JANESVILLE

The man expected to be charged in a double homicide in Janesville has decided not to fight extradition from Illinois.

But it was not clear how soon he might be returned to Janesville.

Marcus T. Randle-El, 33, appeared in a Cook County courtroom in Chicago on Tuesday morning and agreed to go along with extradition to Rock County to face a charge of first-degree intentional homicide, according to court documents obtained by The Gazette.

First-degree intentional homicide is Wisconsin’s version of first-degree murder. It carries a mandatory sentence of life in prison.

Randle-El is suspected of shooting and killing Seairaha Winchester, 30, of Janesville, and Brittany McAdory, 27, of Joliet, Illinois, early the morning of Feb. 10 in the 3200 block of Midvale Drive in Janesville.

Janesville police Lt. Charles Aagaard on Tuesday declined to discuss a motive.

Matt Walberg with the Cook County Sheriff’s Office said late Tuesday afternoon that Randle-El would remain in the Cook County Jail overnight and be transferred to the Illinois Department of Corrections on Wednesday because of a parole hold.

Randle-El was placed on parole in October 2018 after serving time for a 2014 incident in which he abducted his daughter at gunpoint, according to news reports.

Rock County District Attorney David O’Leary said in an email Tuesday he was waiting to hear whether Illinois will revoke Randle-El’s parole before extradition goes forward.

“It is unlikely, but possible, that Cook County could revoke his supervision, send him to prison down there, and then we would have to bring him back from prison down there,” O’Leary said. “If he waives extradition and they do not revoke, then we would bring him back immediately. We are waiting to hear from Cook County.”

The victims were seen on video at about 2 a.m. Feb. 10 at the TA Express Travel Center truck stop, which is next to the scene of the shootings.

Police believe the women intended to meet Randle-El later that morning, but Aagaard on Tuesday would not say why they planned to meet.

A passerby found the women, both suffering from multiple gunshot wounds, at about 3:15 a.m. and called 911, police said.

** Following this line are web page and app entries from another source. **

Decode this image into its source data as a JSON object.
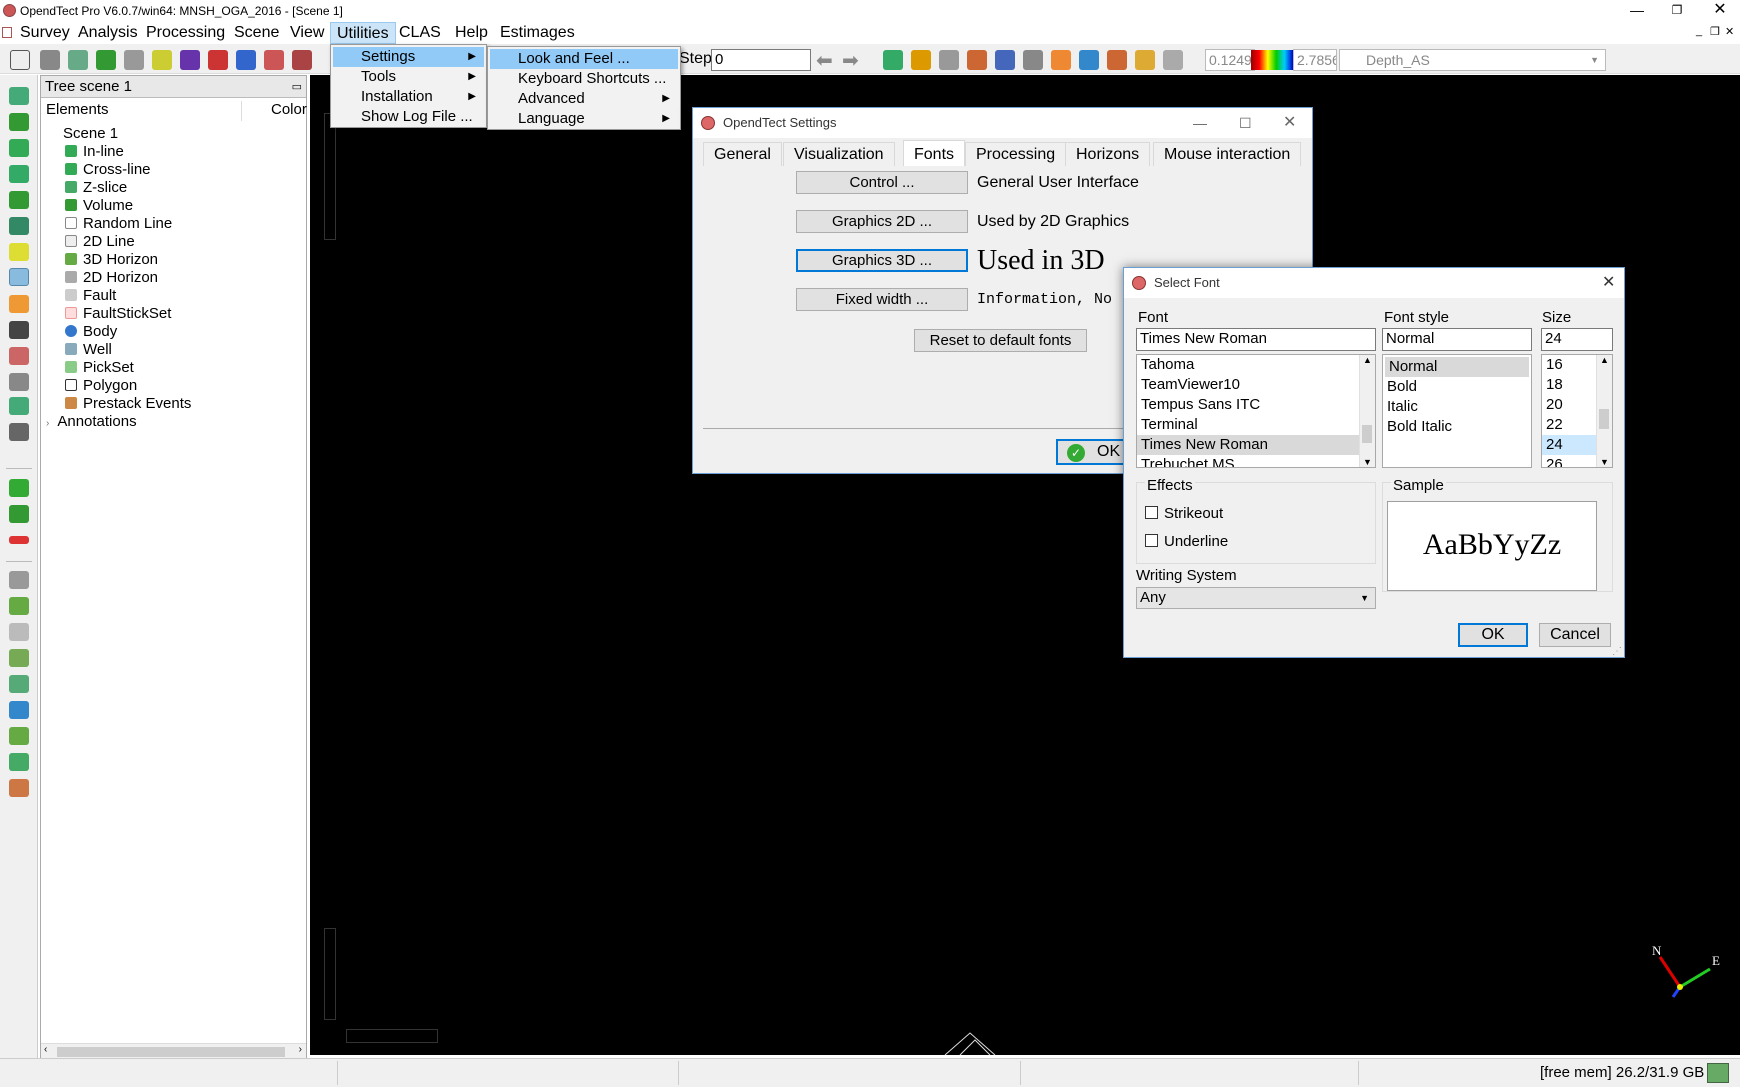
{
  "window": {
    "title": "OpendTect Pro V6.0.7/win64: MNSH_OGA_2016 - [Scene 1]"
  },
  "menubar": [
    "Survey",
    "Analysis",
    "Processing",
    "Scene",
    "View",
    "Utilities",
    "CLAS",
    "Help",
    "Estimages"
  ],
  "toolbar": {
    "step_label": "Step",
    "step_value": "0",
    "color_min": "0.1249",
    "color_max": "2.7856",
    "attribute": "Depth_AS"
  },
  "tree": {
    "title": "Tree scene 1",
    "col_elements": "Elements",
    "col_color": "Color",
    "root": "Scene 1",
    "items": [
      "In-line",
      "Cross-line",
      "Z-slice",
      "Volume",
      "Random Line",
      "2D Line",
      "3D Horizon",
      "2D Horizon",
      "Fault",
      "FaultStickSet",
      "Body",
      "Well",
      "PickSet",
      "Polygon",
      "Prestack Events"
    ],
    "annotations": "Annotations"
  },
  "utilities_menu": [
    "Settings",
    "Tools",
    "Installation",
    "Show Log File ..."
  ],
  "settings_menu": [
    "Look and Feel ...",
    "Keyboard Shortcuts ...",
    "Advanced",
    "Language"
  ],
  "settings_dialog": {
    "title": "OpendTect Settings",
    "tabs": [
      "General",
      "Visualization",
      "Fonts",
      "Processing",
      "Horizons",
      "Mouse interaction"
    ],
    "font_rows": [
      {
        "button": "Control ...",
        "desc": "General User Interface"
      },
      {
        "button": "Graphics 2D ...",
        "desc": "Used by 2D Graphics"
      },
      {
        "button": "Graphics 3D ...",
        "desc": "Used in 3D"
      },
      {
        "button": "Fixed width ...",
        "desc": "Information, No"
      }
    ],
    "reset_label": "Reset to default fonts",
    "ok_label": "OK"
  },
  "font_dialog": {
    "title": "Select Font",
    "font_label": "Font",
    "font_value": "Times New Roman",
    "fonts": [
      "Tahoma",
      "TeamViewer10",
      "Tempus Sans ITC",
      "Terminal",
      "Times New Roman",
      "Trebuchet MS"
    ],
    "style_label": "Font style",
    "style_value": "Normal",
    "styles": [
      "Normal",
      "Bold",
      "Italic",
      "Bold Italic"
    ],
    "size_label": "Size",
    "size_value": "24",
    "sizes": [
      "16",
      "18",
      "20",
      "22",
      "24",
      "26"
    ],
    "effects_label": "Effects",
    "strikeout": "Strikeout",
    "underline": "Underline",
    "sample_label": "Sample",
    "sample_text": "AaBbYyZz",
    "writing_label": "Writing System",
    "writing_value": "Any",
    "ok_label": "OK",
    "cancel_label": "Cancel"
  },
  "compass": {
    "n": "N",
    "e": "E"
  },
  "status": {
    "mem": "[free mem] 26.2/31.9 GB"
  }
}
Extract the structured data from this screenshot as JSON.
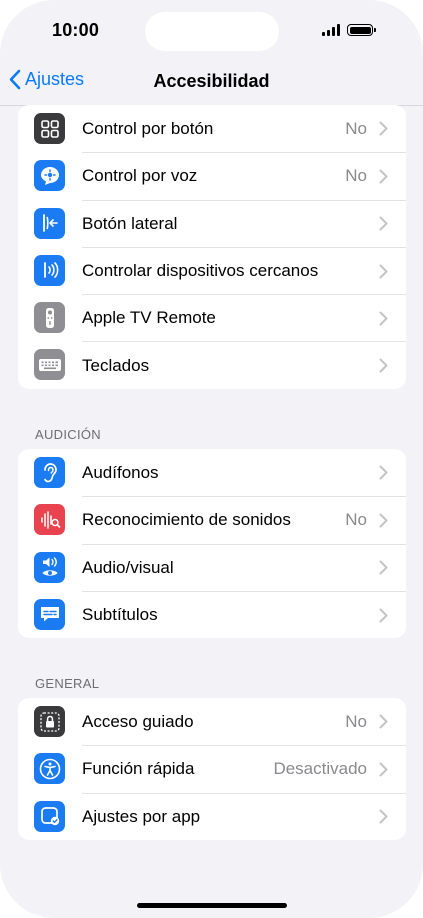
{
  "status": {
    "time": "10:00"
  },
  "nav": {
    "back_label": "Ajustes",
    "title": "Accesibilidad"
  },
  "colors": {
    "accent": "#0a7aff",
    "background": "#f2f2f7"
  },
  "group1": {
    "items": [
      {
        "label": "Control por botón",
        "value": "No",
        "icon": "switch-control-icon",
        "icon_color": "#3a3a3c"
      },
      {
        "label": "Control por voz",
        "value": "No",
        "icon": "voice-control-icon",
        "icon_color": "#1a7bf2"
      },
      {
        "label": "Botón lateral",
        "value": "",
        "icon": "side-button-icon",
        "icon_color": "#1a7bf2"
      },
      {
        "label": "Controlar dispositivos cercanos",
        "value": "",
        "icon": "nearby-devices-icon",
        "icon_color": "#1a7bf2"
      },
      {
        "label": "Apple TV Remote",
        "value": "",
        "icon": "tv-remote-icon",
        "icon_color": "#8e8e93"
      },
      {
        "label": "Teclados",
        "value": "",
        "icon": "keyboard-icon",
        "icon_color": "#8e8e93"
      }
    ]
  },
  "section_audio": {
    "header": "AUDICIÓN"
  },
  "group2": {
    "items": [
      {
        "label": "Audífonos",
        "value": "",
        "icon": "ear-icon",
        "icon_color": "#1a7bf2"
      },
      {
        "label": "Reconocimiento de sonidos",
        "value": "No",
        "icon": "sound-recognition-icon",
        "icon_color": "#e8434f"
      },
      {
        "label": "Audio/visual",
        "value": "",
        "icon": "audio-visual-icon",
        "icon_color": "#1a7bf2"
      },
      {
        "label": "Subtítulos",
        "value": "",
        "icon": "subtitles-icon",
        "icon_color": "#1a7bf2"
      }
    ]
  },
  "section_general": {
    "header": "GENERAL"
  },
  "group3": {
    "items": [
      {
        "label": "Acceso guiado",
        "value": "No",
        "icon": "guided-access-icon",
        "icon_color": "#3a3a3c"
      },
      {
        "label": "Función rápida",
        "value": "Desactivado",
        "icon": "accessibility-shortcut-icon",
        "icon_color": "#1a7bf2"
      },
      {
        "label": "Ajustes por app",
        "value": "",
        "icon": "per-app-settings-icon",
        "icon_color": "#1a7bf2"
      }
    ]
  }
}
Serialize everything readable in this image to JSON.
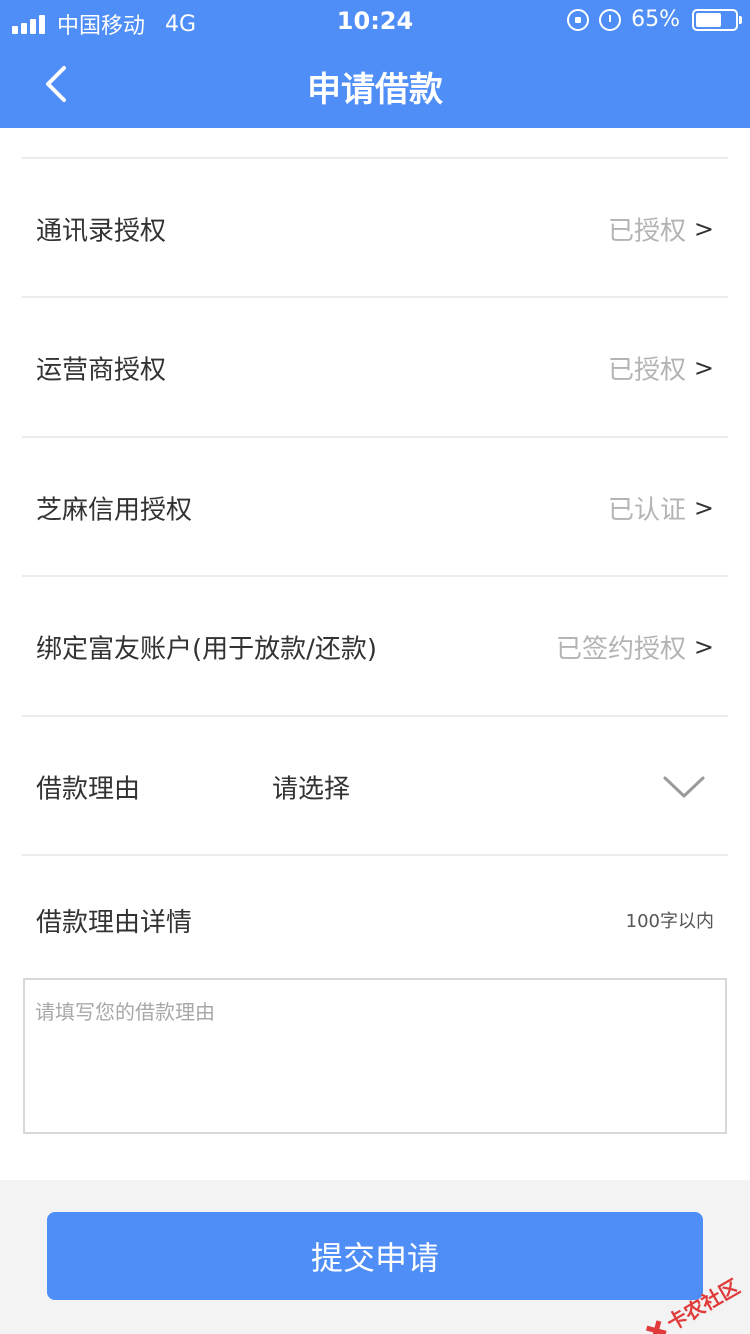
{
  "status_bar": {
    "carrier": "中国移动",
    "network": "4G",
    "time": "10:24",
    "battery": "65%",
    "battery_level": 0.65
  },
  "nav": {
    "title": "申请借款",
    "back_icon": "chevron-left-icon"
  },
  "auth_items": [
    {
      "label": "通讯录授权",
      "status": "已授权",
      "chevron": ">"
    },
    {
      "label": "运营商授权",
      "status": "已授权",
      "chevron": ">"
    },
    {
      "label": "芝麻信用授权",
      "status": "已认证",
      "chevron": ">"
    },
    {
      "label": "绑定富友账户(用于放款/还款)",
      "status": "已签约授权",
      "chevron": ">"
    }
  ],
  "reason": {
    "label": "借款理由",
    "value": "请选择",
    "icon": "chevron-down-icon"
  },
  "detail": {
    "label": "借款理由详情",
    "limit": "100字以内",
    "placeholder": "请填写您的借款理由"
  },
  "submit": {
    "label": "提交申请"
  },
  "watermark": {
    "text": "卡农社区"
  },
  "colors": {
    "primary": "#4f8ef7",
    "muted_text": "#b4b4b4",
    "footer_bg": "#f3f3f3",
    "watermark": "#e03a3a"
  }
}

Aagaard has said Randle-El, Winchester and McAdory knew each other but weren’t friends.

Police believe Randle-El drove McAdory’s black Jeep Cherokee from the scene and traveled to Illinois. State police found it abandoned along Interstate 294 in Justice, Illinois, just west of Chicago. Police earlier had said the Jeep was found on I-90 at Hoffman Estates, Illinois.

Randle-El arranged through his lawyer to turn himself in to Chicago police on Saturday, and Janesville police were given enough notice to be able to be there when he did so, Aagaard said.

Randle-El declined to talk to the Janesville officers, Aagaard said.

An arrest report states a Chicago police fugitive-apprehension unit and FBI task force “had contact with” Randle-El’s attorney, leading to Randle-El giving himself up.

Brandon Brown, listed as attorney for Randle El on Illinois court documents, declined to comment Tuesday when contacted by The Gazette.

Aagaard said Tuesday that investigators have no information about anyone else being involved in the homicides, but he noted the investigation is continuing.

Randle-El lived in Homewood, Illinois, police believe, but he periodically stayed in Janesville. Aagaard would not say where in Janesville.

Police have begun sending case documents to the district attorney’s office, part of an ongoing process, Aagaard said.

“At this point, they are asking we get them everything we have, and that’s what we’re doing,” he said.